Below are some records. Copy every line in them that holds "Disk".

Dataset items
□ □ □ □
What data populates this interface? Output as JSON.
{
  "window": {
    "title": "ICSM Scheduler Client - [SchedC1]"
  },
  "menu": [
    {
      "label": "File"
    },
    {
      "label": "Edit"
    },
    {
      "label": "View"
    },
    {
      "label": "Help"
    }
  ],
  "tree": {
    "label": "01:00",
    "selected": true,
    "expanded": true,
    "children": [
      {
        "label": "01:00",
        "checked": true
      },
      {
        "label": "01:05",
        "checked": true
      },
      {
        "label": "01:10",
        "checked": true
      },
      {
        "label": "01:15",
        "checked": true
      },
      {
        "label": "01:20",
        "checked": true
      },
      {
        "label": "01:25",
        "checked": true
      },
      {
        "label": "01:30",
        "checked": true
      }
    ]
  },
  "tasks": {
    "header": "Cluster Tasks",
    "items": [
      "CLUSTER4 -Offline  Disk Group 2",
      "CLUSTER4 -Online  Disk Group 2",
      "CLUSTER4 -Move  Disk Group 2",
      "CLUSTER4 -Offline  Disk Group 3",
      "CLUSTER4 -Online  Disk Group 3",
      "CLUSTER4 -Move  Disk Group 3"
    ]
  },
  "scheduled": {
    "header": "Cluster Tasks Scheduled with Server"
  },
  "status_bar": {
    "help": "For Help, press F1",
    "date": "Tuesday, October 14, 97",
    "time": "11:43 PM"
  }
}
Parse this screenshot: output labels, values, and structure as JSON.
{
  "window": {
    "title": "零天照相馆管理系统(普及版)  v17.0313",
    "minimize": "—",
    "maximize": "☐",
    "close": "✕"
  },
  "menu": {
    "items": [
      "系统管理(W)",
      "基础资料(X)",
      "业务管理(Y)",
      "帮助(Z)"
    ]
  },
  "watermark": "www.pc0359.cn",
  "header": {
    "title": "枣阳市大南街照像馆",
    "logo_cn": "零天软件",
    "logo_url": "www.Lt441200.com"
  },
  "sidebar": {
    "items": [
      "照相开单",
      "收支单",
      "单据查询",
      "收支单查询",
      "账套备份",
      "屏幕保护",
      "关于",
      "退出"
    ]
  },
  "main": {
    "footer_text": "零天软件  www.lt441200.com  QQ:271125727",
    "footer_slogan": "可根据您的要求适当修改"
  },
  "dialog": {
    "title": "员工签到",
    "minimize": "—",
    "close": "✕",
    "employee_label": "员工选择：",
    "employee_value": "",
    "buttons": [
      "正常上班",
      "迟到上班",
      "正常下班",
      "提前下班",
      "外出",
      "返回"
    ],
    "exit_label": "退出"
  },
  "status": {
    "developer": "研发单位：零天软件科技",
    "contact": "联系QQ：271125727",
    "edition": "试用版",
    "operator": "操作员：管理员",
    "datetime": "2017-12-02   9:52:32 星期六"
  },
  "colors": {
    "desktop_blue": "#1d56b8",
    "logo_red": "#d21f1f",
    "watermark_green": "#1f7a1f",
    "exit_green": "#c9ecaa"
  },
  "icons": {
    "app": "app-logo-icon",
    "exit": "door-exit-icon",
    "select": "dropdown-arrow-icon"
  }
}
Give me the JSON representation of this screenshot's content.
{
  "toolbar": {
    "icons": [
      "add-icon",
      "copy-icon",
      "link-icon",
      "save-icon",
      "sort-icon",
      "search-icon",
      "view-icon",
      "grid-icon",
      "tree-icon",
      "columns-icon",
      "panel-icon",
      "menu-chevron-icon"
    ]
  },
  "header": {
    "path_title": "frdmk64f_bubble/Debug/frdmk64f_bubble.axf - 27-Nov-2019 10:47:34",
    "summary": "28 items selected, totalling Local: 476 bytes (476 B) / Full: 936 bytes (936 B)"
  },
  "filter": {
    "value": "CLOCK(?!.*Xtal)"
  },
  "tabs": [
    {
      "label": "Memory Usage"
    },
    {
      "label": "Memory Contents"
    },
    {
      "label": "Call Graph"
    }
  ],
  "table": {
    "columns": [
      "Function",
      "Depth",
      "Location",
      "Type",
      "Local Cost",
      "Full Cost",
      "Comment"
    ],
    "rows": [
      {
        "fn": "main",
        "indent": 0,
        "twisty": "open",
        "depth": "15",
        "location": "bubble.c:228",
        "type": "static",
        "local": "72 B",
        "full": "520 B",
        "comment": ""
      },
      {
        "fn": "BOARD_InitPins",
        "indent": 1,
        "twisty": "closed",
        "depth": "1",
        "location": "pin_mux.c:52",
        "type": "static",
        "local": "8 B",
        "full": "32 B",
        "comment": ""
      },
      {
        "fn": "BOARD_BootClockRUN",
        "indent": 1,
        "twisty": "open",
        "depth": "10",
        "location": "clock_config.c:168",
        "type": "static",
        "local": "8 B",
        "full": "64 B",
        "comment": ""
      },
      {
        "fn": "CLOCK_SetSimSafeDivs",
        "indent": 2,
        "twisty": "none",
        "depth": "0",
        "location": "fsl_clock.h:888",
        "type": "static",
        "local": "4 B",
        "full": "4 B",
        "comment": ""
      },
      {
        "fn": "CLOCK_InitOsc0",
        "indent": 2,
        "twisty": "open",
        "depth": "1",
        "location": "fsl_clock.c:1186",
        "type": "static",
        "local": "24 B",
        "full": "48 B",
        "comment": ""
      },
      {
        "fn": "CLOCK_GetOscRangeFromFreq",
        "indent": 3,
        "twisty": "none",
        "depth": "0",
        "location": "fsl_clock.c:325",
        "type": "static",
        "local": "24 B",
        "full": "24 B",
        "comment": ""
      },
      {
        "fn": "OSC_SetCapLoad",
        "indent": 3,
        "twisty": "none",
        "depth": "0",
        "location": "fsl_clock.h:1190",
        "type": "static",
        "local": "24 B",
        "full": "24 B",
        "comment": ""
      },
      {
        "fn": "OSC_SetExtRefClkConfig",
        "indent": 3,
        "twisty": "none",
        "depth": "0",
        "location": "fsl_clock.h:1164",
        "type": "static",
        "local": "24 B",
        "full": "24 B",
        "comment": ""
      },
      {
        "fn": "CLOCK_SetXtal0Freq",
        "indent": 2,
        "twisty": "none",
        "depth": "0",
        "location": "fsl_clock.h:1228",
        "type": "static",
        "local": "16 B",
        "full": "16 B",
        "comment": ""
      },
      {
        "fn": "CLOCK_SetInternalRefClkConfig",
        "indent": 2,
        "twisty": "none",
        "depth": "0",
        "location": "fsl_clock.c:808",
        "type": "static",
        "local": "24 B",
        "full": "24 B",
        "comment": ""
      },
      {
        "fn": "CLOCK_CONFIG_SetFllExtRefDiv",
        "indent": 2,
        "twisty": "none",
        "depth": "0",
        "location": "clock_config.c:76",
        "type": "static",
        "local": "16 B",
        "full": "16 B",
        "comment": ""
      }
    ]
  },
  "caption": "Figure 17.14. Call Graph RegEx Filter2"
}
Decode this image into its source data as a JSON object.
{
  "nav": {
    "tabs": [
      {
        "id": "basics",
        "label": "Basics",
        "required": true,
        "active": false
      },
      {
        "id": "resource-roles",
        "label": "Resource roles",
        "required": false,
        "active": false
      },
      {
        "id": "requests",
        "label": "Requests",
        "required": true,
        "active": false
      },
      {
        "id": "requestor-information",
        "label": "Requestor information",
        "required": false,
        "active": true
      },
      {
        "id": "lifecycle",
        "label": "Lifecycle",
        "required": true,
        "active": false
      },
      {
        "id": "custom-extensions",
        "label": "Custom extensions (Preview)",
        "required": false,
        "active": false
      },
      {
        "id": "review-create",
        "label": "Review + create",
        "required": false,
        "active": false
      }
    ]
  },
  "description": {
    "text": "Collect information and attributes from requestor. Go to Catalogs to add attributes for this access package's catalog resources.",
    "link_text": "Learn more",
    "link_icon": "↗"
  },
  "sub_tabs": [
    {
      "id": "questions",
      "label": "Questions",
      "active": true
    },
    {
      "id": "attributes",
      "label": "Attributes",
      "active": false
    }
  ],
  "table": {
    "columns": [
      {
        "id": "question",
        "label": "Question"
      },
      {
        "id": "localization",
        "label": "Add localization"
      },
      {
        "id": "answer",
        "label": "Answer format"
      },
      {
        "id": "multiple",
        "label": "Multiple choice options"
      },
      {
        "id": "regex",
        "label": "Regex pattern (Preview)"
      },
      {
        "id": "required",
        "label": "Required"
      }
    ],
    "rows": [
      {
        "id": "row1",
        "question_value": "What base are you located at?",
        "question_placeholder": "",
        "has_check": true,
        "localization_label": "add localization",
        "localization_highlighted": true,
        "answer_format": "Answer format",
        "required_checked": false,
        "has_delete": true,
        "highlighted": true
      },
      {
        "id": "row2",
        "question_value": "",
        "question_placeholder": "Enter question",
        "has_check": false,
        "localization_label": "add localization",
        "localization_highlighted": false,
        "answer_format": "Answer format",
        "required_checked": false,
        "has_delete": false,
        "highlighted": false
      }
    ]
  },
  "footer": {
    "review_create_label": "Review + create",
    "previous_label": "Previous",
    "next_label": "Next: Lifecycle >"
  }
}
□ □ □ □
§ EXERCISE RESPONSE:
      "CLUSTER4 -Offline  Disk Group 2",
      "CLUSTER4 -Online  Disk Group 2",
      "CLUSTER4 -Move  Disk Group 2",
      "CLUSTER4 -Offline  Disk Group 3",
      "CLUSTER4 -Online  Disk Group 3",
      "CLUSTER4 -Move  Disk Group 3"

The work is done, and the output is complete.